▸ WHAT IS BEING ASKED:
How many lines in the records below contain the word "JSON"? Reply with that number only.

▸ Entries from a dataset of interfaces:
= = = = = = =
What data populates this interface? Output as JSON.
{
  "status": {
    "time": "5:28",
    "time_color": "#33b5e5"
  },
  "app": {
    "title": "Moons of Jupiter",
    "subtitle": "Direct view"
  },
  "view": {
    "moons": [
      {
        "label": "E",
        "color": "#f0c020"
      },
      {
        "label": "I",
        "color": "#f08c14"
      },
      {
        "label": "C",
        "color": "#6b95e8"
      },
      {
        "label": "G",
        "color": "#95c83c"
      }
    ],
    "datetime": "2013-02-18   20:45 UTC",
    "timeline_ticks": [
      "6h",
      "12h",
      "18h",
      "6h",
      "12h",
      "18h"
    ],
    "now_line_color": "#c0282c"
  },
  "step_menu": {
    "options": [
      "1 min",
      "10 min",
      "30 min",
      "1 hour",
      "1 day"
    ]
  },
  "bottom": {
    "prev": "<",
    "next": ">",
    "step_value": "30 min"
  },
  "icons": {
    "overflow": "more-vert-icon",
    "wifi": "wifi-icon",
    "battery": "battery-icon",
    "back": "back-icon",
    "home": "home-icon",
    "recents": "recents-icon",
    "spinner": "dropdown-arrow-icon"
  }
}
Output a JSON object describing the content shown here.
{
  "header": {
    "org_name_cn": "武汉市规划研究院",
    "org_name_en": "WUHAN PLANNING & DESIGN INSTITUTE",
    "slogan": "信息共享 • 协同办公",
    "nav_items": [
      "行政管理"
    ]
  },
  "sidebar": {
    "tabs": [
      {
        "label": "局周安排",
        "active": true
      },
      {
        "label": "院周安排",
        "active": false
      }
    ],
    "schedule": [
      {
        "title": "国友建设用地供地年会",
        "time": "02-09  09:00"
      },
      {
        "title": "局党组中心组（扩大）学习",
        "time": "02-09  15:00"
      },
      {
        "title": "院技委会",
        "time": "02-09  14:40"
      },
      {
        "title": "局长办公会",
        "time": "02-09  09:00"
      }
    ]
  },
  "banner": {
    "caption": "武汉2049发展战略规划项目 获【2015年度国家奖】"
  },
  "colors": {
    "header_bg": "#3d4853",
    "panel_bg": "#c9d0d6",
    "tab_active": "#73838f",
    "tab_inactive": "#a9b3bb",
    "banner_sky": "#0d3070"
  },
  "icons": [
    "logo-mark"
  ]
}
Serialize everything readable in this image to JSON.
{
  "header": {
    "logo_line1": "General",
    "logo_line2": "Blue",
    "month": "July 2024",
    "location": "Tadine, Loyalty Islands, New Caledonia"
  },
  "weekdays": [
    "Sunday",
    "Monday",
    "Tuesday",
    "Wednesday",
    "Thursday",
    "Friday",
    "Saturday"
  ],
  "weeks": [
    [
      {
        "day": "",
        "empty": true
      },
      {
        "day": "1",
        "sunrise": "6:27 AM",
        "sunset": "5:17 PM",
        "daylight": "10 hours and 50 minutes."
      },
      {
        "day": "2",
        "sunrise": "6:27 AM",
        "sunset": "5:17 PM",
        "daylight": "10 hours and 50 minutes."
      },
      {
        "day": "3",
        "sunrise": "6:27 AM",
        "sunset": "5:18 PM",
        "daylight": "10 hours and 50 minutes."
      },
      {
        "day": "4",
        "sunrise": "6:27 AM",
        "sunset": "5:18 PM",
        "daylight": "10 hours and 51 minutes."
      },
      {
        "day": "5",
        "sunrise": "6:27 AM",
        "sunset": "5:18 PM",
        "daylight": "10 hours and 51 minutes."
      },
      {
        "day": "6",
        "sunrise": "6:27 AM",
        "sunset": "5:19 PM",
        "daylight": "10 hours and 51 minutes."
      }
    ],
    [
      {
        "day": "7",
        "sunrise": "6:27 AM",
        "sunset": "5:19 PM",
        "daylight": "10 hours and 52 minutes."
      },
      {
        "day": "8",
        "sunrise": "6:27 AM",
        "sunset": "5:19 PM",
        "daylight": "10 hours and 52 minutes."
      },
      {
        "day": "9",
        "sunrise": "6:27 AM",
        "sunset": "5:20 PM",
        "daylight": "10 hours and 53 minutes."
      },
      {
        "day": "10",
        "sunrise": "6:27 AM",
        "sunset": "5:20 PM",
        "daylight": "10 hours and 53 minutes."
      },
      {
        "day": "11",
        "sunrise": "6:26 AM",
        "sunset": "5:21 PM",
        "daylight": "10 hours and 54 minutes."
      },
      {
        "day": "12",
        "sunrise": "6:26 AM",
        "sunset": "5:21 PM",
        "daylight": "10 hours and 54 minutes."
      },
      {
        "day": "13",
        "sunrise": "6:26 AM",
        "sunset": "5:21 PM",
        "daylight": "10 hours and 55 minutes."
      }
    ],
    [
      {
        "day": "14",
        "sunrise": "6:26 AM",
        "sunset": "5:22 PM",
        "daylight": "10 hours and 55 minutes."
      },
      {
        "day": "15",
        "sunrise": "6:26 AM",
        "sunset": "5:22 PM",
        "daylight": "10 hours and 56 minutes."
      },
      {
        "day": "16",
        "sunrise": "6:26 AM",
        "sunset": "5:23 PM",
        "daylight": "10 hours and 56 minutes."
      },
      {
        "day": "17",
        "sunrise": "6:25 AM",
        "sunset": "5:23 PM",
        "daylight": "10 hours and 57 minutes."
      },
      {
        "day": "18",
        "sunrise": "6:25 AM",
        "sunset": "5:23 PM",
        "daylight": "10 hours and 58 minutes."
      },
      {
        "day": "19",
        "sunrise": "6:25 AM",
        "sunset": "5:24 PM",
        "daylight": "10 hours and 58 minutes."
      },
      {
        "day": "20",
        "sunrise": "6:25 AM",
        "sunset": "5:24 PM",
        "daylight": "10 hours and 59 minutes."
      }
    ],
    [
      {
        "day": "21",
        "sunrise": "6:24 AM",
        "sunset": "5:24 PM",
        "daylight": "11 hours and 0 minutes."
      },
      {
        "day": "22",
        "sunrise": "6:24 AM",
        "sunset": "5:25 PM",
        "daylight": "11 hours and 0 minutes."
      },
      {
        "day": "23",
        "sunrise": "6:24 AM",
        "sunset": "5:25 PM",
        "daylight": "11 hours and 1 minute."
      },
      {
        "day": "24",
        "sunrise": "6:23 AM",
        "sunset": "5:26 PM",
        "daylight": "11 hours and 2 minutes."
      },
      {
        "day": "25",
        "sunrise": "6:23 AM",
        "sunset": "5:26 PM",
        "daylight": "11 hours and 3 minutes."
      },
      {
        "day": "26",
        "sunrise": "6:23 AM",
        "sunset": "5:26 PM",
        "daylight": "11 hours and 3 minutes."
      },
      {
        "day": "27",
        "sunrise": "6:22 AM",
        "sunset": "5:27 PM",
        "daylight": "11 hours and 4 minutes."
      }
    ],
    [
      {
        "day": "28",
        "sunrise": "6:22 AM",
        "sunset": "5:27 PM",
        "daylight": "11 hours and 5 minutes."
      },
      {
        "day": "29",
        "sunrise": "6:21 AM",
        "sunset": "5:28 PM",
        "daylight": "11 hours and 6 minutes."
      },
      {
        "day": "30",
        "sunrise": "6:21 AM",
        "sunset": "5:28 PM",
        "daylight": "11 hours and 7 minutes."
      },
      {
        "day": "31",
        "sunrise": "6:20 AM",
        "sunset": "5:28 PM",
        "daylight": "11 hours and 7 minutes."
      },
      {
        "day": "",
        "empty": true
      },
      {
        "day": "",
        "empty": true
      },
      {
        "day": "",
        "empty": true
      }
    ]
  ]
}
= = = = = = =
▸ REPLY TO THE EXERCISE:
3